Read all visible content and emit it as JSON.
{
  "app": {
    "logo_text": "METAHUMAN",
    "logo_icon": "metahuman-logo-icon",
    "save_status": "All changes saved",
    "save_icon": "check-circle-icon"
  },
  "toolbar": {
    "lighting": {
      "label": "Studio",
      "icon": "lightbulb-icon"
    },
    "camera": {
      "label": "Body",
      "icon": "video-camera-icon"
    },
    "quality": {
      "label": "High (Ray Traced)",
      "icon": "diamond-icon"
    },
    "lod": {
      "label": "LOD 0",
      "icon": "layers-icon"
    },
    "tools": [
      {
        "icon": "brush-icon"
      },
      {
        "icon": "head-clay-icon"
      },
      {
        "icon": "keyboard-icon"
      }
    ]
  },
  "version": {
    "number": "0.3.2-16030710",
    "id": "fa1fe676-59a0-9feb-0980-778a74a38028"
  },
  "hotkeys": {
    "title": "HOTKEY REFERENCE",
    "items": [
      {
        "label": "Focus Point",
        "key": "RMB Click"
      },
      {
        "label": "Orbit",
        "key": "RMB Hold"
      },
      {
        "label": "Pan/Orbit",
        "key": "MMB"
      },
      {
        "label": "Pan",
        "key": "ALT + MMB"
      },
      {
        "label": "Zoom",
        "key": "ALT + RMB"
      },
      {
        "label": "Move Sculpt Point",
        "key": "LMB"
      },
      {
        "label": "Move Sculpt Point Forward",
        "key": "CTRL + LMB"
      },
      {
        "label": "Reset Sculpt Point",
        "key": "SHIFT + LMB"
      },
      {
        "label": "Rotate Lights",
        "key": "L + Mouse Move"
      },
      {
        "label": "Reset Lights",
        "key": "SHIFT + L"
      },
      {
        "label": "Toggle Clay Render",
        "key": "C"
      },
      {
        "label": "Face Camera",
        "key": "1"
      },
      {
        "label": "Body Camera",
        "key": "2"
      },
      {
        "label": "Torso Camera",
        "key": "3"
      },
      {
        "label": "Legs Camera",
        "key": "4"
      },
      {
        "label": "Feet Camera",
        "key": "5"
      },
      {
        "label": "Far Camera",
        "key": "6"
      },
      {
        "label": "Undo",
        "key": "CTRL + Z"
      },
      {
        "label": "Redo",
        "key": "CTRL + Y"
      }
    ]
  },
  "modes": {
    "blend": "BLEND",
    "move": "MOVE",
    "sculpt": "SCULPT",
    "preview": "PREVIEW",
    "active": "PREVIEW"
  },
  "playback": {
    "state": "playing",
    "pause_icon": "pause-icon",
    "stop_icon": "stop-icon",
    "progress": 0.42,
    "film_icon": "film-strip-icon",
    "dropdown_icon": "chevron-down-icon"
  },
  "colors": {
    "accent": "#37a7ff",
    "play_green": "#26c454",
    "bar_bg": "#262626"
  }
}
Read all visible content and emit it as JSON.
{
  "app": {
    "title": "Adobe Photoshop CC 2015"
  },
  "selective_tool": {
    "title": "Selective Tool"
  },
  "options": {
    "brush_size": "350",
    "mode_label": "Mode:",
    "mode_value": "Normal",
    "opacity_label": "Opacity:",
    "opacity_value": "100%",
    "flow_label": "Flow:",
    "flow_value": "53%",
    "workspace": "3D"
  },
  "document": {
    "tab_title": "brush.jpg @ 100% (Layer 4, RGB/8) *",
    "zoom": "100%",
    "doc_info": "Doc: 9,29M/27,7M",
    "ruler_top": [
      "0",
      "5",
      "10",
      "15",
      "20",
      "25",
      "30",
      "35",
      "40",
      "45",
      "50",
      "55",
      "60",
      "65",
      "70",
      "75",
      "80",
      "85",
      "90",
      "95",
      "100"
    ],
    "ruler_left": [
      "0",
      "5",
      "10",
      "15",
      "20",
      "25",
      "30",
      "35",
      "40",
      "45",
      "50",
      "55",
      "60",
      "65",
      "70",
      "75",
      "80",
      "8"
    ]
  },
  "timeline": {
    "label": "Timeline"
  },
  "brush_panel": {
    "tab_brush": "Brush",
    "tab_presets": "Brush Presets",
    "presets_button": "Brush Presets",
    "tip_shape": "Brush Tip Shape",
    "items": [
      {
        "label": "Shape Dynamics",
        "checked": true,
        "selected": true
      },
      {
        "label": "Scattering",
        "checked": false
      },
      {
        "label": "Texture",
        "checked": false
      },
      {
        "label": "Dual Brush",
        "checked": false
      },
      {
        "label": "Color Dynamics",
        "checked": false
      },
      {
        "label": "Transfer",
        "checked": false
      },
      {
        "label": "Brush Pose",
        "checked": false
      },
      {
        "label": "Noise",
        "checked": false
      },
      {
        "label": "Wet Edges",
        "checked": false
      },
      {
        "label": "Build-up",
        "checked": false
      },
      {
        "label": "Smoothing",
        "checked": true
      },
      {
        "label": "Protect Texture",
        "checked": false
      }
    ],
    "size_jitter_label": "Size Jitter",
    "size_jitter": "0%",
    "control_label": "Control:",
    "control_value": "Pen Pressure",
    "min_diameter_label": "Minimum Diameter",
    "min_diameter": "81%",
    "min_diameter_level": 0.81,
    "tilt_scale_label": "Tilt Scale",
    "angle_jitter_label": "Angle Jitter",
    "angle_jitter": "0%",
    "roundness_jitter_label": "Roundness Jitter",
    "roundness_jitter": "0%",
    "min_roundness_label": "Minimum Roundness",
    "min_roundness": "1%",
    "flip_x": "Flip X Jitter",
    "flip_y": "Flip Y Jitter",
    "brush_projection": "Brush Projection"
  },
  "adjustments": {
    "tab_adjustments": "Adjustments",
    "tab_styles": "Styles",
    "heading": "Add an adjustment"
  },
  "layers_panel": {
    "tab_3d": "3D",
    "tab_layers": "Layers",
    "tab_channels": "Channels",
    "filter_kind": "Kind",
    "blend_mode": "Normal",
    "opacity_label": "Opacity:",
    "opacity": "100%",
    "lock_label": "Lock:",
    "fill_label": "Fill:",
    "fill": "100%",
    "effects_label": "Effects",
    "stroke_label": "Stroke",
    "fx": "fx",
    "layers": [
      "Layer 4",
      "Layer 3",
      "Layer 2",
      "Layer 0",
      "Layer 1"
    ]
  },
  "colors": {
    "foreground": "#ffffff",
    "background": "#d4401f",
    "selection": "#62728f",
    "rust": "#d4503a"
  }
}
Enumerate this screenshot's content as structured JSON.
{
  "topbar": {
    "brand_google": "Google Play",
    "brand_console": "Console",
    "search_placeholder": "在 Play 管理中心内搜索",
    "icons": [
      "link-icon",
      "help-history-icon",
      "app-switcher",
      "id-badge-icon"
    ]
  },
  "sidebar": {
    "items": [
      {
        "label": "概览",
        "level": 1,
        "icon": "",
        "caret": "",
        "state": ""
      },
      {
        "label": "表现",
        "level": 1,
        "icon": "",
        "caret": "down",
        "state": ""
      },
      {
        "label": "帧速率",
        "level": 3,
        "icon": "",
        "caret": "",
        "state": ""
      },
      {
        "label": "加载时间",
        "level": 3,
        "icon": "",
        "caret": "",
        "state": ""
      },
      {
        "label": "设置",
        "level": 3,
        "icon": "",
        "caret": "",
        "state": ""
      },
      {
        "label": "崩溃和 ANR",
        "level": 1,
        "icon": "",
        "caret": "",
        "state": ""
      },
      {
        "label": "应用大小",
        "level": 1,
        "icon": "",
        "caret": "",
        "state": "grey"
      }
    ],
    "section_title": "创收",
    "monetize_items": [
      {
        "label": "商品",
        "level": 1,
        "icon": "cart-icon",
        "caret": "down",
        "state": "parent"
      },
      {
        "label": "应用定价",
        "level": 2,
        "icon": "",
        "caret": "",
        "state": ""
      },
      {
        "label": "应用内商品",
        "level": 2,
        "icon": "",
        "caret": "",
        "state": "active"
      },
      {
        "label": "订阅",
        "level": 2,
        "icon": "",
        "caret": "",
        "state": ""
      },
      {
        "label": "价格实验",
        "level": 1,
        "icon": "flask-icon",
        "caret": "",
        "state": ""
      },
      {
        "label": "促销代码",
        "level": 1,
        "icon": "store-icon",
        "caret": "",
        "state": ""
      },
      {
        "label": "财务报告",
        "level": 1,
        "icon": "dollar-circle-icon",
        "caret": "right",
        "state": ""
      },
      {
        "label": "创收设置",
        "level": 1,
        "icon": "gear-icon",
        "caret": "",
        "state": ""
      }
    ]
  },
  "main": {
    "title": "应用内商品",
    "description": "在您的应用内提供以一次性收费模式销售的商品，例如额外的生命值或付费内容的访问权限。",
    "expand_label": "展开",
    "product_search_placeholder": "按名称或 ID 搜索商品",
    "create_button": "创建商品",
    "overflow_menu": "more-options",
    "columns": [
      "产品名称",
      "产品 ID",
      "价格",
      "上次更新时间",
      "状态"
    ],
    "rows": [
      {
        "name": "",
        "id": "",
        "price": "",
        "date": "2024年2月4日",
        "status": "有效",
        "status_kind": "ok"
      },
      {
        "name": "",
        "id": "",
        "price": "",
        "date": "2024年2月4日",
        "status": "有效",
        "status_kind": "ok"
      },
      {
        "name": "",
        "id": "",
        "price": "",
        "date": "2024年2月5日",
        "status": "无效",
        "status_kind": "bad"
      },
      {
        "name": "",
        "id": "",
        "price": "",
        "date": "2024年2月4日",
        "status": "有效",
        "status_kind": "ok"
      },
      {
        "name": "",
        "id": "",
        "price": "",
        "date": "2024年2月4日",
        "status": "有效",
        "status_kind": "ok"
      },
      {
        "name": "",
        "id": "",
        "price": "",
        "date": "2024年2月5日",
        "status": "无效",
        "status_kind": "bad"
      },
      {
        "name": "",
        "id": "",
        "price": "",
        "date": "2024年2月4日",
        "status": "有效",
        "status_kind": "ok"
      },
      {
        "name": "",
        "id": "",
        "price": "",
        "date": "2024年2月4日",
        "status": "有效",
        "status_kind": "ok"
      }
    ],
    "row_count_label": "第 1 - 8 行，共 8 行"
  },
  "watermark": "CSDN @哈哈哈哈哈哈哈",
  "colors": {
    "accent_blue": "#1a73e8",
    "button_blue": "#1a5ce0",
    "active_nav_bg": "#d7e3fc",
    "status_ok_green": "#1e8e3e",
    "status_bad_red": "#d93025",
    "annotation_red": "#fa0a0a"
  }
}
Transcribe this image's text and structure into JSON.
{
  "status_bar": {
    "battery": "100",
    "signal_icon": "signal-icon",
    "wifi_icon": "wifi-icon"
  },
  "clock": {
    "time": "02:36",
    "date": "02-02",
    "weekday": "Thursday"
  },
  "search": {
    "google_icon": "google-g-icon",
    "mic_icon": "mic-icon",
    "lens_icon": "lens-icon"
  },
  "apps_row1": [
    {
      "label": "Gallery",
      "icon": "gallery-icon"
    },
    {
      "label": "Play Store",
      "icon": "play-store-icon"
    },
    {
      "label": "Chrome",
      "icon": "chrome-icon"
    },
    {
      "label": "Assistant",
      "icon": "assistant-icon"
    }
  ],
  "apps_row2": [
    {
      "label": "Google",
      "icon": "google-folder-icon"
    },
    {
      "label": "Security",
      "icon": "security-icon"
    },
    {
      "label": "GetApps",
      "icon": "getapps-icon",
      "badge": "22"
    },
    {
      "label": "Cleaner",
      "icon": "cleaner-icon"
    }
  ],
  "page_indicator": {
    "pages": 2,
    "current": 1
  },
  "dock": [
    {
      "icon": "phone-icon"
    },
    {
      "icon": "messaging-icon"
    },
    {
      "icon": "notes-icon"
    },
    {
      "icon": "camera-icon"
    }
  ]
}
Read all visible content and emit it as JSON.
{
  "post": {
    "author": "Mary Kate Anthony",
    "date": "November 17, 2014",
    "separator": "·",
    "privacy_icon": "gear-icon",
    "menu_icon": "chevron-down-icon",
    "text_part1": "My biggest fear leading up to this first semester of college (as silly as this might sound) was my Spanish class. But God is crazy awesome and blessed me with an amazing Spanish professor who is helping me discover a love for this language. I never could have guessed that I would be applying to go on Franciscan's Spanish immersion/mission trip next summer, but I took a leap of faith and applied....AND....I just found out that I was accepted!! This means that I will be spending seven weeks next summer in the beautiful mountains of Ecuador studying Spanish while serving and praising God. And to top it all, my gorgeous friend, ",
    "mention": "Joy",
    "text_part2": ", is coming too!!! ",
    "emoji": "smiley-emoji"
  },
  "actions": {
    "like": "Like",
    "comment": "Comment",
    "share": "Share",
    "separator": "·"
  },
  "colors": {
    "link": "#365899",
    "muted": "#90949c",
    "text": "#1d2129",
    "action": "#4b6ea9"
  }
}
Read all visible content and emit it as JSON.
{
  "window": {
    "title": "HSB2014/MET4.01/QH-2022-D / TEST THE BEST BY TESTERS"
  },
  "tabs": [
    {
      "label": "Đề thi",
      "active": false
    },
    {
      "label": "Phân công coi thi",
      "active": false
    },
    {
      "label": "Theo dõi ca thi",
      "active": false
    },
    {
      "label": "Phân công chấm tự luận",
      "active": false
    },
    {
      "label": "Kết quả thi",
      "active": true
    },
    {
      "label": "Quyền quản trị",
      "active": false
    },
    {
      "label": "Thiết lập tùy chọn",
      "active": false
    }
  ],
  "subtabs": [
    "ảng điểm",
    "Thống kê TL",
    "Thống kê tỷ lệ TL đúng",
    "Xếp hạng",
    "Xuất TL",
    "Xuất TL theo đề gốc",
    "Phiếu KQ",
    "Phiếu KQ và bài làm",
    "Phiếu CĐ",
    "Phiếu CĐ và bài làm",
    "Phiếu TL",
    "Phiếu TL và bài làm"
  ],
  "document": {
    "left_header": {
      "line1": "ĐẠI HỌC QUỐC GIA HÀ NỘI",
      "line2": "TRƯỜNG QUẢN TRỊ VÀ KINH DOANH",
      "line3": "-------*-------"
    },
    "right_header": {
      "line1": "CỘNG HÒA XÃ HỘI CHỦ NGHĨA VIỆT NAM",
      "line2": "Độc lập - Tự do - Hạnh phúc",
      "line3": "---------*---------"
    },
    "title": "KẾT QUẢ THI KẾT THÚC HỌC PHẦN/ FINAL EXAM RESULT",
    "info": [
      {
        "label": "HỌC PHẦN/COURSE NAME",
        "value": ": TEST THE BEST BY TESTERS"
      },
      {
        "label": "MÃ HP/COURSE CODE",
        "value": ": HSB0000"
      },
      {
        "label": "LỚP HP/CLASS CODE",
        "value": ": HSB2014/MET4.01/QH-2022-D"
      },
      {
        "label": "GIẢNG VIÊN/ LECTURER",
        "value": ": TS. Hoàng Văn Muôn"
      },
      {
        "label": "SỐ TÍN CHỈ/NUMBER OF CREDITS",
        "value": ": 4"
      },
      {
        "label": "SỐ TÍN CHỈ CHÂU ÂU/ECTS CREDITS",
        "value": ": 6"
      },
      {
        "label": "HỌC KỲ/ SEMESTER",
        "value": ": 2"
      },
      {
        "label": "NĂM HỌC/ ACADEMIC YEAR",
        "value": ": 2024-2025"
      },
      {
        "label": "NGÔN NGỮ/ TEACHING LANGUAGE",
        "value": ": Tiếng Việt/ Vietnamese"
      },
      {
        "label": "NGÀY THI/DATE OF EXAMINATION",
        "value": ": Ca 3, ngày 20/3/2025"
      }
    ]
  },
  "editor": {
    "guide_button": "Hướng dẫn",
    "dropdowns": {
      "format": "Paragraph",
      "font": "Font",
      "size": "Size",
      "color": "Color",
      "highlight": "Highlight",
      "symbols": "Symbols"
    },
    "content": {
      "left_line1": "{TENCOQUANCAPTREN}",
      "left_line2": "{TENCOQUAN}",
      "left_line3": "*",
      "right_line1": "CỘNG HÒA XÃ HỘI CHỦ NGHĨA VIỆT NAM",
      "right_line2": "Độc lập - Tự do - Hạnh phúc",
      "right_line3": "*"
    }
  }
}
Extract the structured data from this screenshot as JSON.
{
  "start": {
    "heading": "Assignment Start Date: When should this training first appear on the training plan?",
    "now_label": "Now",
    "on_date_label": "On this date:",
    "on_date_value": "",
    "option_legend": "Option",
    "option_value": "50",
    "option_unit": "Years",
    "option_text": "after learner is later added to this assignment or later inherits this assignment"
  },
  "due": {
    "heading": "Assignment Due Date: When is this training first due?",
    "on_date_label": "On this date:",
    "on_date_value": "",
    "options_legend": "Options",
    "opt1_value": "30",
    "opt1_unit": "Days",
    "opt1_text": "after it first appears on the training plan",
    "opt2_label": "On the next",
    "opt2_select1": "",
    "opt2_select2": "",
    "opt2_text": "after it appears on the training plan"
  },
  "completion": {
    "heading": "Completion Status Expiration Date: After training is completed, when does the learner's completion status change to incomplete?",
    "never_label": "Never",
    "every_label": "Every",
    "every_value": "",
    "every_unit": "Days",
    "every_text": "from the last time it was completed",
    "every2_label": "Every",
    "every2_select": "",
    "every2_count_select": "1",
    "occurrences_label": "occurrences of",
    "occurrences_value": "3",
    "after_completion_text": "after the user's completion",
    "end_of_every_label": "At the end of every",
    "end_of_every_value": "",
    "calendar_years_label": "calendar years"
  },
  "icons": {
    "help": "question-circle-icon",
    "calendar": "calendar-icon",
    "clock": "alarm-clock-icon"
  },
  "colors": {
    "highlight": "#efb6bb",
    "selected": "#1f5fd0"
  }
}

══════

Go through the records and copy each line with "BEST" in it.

Solution to this task:
    "title": "HSB2014/MET4.01/QH-2022-D / TEST THE BEST BY TESTERS"
        "value": ": TEST THE BEST BY TESTERS"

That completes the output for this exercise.